Indian Museum: Fishing Village / Fish Weirs

img_5546Fish weirs were developed by complex hunter-gatherers during the Archaic period in North America. Where rivers were shallow, a fish weir or fish trap could be built of stone

Fish weirs were developed by complex hunter-gatherers during the Archaic period in North America. Where rivers were shallow, a fish weir or fish trap could be built of stone, reeds or wooden posts placed within the channel of a stream intended to capture fish as they swim along with the current. The fish swim in or are “herded” in, and are trapped within the structure and may then be harvested by hand or caught within woven wooden fish baskets.

The Fish Weirs highlighted in this exhibit are from the Trestle Archaeological site located on the Pee Dee River, approximately 8 miles north of the North Carolina/South Carolina border. The Trestle site is associated with an extensive fish weir system depicted by the “VVVV” shaped structures located within the river pictured on the exhibit mural.

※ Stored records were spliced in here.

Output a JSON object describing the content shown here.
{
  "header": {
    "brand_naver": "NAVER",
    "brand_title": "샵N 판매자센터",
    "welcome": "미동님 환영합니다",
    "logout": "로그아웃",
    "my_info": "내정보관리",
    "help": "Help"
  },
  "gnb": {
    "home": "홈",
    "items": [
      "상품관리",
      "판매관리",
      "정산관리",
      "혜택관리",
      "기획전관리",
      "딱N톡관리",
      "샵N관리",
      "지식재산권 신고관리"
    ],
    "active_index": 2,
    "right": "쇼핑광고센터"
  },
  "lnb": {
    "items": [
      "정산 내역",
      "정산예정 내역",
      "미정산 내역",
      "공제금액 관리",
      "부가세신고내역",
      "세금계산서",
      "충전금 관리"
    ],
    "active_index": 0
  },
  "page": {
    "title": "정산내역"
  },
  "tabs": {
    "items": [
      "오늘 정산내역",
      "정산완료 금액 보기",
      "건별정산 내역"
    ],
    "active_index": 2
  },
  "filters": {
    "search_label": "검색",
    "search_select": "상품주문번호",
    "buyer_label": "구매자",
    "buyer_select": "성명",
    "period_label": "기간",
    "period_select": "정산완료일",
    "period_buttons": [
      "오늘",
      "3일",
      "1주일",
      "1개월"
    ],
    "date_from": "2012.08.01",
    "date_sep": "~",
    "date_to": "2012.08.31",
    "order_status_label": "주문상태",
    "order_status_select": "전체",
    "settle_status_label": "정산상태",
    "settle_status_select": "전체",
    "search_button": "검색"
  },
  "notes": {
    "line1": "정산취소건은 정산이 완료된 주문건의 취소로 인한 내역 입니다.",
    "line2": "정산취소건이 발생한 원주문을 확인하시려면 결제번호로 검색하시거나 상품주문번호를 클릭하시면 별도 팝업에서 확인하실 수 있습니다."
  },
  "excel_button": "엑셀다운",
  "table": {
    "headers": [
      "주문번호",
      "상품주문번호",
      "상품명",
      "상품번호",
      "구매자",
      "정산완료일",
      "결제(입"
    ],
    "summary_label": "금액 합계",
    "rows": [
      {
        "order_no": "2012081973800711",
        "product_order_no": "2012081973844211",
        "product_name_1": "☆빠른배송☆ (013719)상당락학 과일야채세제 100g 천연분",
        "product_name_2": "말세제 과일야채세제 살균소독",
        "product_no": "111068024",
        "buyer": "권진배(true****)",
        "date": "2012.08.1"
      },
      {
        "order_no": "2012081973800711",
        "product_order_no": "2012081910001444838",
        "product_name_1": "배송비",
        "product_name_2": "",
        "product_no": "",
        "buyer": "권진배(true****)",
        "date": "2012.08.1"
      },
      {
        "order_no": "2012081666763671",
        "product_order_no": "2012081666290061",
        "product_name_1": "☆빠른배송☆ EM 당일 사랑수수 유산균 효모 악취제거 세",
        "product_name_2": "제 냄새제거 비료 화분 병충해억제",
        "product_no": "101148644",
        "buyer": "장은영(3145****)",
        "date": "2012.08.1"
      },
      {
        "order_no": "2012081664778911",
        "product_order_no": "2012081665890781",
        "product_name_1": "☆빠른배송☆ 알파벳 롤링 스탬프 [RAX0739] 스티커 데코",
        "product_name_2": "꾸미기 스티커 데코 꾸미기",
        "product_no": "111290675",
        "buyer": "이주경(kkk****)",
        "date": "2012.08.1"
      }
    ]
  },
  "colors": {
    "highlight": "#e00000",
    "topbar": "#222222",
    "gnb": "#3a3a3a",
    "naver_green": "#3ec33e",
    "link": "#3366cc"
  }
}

This system, most active during the fish migration season, mostly likely provided food for hundreds of Native Americans and also contributed to trade between villages.

The Trestle site was excavated and studied by Dr. David McLean during his tenure as a professor at St. Andrews University.